• [Work order]: Find and copy each line of the listing below that has the word "Delete" in it.

....................

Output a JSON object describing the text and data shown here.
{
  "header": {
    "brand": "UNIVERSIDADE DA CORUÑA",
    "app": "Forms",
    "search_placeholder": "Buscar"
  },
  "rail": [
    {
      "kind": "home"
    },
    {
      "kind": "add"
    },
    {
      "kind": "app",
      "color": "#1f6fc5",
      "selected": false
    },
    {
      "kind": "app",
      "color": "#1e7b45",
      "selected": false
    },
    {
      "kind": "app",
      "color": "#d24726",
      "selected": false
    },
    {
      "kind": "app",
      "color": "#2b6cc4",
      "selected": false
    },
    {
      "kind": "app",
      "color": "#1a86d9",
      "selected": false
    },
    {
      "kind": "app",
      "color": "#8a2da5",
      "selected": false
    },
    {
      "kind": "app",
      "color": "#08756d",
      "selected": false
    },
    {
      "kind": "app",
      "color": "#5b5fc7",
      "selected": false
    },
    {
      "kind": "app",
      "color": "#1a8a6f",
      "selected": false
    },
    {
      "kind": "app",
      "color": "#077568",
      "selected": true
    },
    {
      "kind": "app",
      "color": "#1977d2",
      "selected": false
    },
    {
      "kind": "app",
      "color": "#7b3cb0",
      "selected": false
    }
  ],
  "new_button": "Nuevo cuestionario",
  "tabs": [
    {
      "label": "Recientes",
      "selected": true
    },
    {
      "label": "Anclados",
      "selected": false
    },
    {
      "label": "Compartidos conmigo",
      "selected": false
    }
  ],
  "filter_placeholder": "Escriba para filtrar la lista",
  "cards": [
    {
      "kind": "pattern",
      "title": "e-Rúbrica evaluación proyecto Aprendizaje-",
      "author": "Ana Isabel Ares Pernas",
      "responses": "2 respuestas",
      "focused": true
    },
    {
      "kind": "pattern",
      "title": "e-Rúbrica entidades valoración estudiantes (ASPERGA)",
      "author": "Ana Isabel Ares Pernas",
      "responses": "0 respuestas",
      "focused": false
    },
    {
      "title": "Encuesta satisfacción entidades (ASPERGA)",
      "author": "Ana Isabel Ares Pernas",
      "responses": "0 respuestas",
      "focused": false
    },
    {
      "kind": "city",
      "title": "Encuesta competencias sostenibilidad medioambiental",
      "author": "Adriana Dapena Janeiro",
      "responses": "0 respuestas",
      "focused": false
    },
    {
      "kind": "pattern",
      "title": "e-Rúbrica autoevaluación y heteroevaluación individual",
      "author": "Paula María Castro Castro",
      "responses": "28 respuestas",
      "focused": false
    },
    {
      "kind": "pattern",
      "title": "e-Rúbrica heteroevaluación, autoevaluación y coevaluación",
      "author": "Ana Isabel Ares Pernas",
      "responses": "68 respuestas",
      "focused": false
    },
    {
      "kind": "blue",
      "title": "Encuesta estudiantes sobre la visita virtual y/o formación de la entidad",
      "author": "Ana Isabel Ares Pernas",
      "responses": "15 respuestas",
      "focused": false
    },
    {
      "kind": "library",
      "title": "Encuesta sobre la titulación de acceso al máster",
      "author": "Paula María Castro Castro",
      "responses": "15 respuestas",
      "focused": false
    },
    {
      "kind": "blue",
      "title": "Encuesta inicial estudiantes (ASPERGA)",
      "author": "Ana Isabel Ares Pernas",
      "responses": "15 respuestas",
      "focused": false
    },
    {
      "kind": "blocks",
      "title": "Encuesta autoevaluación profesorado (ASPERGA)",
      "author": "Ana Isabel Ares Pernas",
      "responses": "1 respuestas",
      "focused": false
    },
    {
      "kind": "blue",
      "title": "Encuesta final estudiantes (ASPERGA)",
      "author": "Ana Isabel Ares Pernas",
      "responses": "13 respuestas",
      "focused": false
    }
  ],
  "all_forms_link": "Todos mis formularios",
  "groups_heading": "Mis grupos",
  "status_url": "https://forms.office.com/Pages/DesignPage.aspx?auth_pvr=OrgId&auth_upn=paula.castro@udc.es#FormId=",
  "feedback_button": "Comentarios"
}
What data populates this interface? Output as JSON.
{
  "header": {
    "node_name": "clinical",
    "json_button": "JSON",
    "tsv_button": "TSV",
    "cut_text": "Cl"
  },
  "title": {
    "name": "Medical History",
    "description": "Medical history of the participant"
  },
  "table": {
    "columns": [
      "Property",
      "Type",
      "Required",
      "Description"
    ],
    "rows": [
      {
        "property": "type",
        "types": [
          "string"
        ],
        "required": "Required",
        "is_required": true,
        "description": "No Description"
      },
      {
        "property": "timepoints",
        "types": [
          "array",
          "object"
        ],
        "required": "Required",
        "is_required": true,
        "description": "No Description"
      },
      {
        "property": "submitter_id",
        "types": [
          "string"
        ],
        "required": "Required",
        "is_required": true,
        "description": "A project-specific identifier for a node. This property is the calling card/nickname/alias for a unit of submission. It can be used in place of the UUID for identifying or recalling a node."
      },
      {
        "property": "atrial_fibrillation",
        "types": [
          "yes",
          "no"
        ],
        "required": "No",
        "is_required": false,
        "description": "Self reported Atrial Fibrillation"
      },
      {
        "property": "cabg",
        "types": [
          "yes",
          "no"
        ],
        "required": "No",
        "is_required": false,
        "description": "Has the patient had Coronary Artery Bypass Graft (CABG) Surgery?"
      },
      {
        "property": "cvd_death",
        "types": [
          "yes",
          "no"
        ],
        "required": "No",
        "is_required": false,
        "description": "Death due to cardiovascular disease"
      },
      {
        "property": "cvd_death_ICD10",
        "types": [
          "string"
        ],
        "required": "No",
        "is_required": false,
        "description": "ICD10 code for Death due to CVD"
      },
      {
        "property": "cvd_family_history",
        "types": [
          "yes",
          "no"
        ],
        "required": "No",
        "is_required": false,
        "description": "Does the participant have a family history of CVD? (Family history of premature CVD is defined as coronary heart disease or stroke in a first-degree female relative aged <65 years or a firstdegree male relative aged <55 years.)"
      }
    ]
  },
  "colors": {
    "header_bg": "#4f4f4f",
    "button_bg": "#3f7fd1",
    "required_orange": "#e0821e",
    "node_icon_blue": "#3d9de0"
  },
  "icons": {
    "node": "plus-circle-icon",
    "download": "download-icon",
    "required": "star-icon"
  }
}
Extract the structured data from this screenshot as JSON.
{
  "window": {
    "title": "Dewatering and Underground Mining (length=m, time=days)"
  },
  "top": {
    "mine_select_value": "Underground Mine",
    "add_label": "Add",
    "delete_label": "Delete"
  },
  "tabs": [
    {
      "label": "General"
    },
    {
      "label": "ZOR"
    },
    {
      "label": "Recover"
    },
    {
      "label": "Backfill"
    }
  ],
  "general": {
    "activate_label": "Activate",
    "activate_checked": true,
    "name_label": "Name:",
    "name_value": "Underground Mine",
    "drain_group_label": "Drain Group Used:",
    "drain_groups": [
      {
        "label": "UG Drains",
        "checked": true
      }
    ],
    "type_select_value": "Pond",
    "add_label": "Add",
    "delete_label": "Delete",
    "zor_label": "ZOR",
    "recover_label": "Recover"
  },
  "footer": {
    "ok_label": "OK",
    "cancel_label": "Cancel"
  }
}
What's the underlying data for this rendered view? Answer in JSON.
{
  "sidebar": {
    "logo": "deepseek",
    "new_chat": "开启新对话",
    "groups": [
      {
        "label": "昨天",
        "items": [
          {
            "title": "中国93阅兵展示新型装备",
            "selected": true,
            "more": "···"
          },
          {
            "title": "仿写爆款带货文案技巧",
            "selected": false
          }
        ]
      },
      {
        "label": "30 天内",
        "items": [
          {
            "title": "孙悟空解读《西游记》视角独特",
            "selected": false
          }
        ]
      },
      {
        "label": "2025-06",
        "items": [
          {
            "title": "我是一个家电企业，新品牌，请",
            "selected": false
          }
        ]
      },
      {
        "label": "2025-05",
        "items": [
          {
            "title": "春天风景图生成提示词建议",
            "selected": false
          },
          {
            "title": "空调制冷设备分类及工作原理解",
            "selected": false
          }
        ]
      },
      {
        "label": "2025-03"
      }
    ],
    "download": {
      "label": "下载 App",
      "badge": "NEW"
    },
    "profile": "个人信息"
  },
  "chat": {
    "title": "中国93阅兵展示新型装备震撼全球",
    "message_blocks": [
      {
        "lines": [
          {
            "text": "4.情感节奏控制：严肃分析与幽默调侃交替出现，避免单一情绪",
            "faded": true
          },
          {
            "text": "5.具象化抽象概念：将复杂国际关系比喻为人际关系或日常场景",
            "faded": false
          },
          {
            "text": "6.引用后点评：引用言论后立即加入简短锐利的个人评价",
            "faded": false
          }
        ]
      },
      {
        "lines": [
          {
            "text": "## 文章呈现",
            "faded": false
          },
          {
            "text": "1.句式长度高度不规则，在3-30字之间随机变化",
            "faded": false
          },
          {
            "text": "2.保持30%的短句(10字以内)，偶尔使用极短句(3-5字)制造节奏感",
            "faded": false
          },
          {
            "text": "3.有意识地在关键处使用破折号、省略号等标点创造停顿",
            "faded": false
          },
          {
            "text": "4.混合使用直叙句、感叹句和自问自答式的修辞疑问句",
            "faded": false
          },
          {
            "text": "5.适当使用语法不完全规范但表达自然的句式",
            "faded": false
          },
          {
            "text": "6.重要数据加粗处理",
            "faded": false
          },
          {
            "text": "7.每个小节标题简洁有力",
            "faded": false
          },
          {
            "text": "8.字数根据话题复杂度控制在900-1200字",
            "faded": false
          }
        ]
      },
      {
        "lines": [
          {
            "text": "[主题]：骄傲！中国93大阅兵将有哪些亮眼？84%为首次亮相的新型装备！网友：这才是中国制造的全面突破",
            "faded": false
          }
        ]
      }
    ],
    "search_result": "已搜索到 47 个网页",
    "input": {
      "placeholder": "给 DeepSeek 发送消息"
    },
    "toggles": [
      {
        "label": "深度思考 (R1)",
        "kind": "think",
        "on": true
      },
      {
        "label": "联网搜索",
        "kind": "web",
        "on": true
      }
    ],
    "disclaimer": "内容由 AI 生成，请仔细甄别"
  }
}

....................

• [Exercise answer]:
    "delete_label": "Delete"
    "delete_label": "Delete",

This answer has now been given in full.